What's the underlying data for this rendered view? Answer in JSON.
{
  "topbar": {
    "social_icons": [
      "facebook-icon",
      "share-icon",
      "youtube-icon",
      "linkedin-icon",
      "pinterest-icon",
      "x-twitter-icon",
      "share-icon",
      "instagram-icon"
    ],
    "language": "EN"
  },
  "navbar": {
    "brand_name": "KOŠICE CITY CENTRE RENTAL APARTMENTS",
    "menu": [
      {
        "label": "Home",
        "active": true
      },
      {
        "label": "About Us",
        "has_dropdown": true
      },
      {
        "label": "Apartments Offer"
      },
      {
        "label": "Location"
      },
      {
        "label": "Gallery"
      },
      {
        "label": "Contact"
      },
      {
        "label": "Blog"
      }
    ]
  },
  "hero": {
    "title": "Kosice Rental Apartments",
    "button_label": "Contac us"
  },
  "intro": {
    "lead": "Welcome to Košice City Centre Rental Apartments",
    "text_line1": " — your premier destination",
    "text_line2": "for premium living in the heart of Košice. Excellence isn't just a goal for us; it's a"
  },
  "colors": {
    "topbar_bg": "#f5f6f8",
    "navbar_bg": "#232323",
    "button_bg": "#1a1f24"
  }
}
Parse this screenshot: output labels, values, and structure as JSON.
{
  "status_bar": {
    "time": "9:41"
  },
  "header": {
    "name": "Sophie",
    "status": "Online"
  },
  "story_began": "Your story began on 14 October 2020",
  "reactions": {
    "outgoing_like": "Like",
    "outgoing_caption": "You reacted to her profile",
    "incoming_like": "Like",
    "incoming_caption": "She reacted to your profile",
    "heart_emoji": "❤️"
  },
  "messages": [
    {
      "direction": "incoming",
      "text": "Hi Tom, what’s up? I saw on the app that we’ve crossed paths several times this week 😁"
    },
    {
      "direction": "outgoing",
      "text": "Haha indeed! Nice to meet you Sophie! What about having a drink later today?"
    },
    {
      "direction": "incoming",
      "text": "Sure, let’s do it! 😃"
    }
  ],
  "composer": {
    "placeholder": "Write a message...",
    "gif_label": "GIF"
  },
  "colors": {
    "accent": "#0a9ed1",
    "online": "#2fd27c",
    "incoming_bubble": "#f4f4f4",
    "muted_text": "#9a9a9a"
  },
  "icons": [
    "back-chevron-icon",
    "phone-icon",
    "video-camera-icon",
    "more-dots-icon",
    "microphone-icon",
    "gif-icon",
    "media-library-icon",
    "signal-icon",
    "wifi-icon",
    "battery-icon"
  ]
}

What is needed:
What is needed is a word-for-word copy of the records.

Exercise result:
What's the underlying data for this rendered view? Answer in JSON.
{
  "topbar": {
    "social_icons": [
      "facebook-icon",
      "share-icon",
      "youtube-icon",
      "linkedin-icon",
      "pinterest-icon",
      "x-twitter-icon",
      "share-icon",
      "instagram-icon"
    ],
    "language": "EN"
  },
  "navbar": {
    "brand_name": "KOŠICE CITY CENTRE RENTAL APARTMENTS",
    "menu": [
      {
        "label": "Home",
        "active": true
      },
      {
        "label": "About Us",
        "has_dropdown": true
      },
      {
        "label": "Apartments Offer"
      },
      {
        "label": "Location"
      },
      {
        "label": "Gallery"
      },
      {
        "label": "Contact"
      },
      {
        "label": "Blog"
      }
    ]
  },
  "hero": {
    "title": "Kosice Rental Apartments",
    "button_label": "Contac us"
  },
  "intro": {
    "lead": "Welcome to Košice City Centre Rental Apartments",
    "text_line1": " — your premier destination",
    "text_line2": "for premium living in the heart of Košice. Excellence isn't just a goal for us; it's a"
  },
  "colors": {
    "topbar_bg": "#f5f6f8",
    "navbar_bg": "#232323",
    "button_bg": "#1a1f24"
  }
}
Parse this screenshot: output labels, values, and structure as JSON.
{
  "status_bar": {
    "time": "9:41"
  },
  "header": {
    "name": "Sophie",
    "status": "Online"
  },
  "story_began": "Your story began on 14 October 2020",
  "reactions": {
    "outgoing_like": "Like",
    "outgoing_caption": "You reacted to her profile",
    "incoming_like": "Like",
    "incoming_caption": "She reacted to your profile",
    "heart_emoji": "❤️"
  },
  "messages": [
    {
      "direction": "incoming",
      "text": "Hi Tom, what’s up? I saw on the app that we’ve crossed paths several times this week 😁"
    },
    {
      "direction": "outgoing",
      "text": "Haha indeed! Nice to meet you Sophie! What about having a drink later today?"
    },
    {
      "direction": "incoming",
      "text": "Sure, let’s do it! 😃"
    }
  ],
  "composer": {
    "placeholder": "Write a message...",
    "gif_label": "GIF"
  },
  "colors": {
    "accent": "#0a9ed1",
    "online": "#2fd27c",
    "incoming_bubble": "#f4f4f4",
    "muted_text": "#9a9a9a"
  },
  "icons": [
    "back-chevron-icon",
    "phone-icon",
    "video-camera-icon",
    "more-dots-icon",
    "microphone-icon",
    "gif-icon",
    "media-library-icon",
    "signal-icon",
    "wifi-icon",
    "battery-icon"
  ]
}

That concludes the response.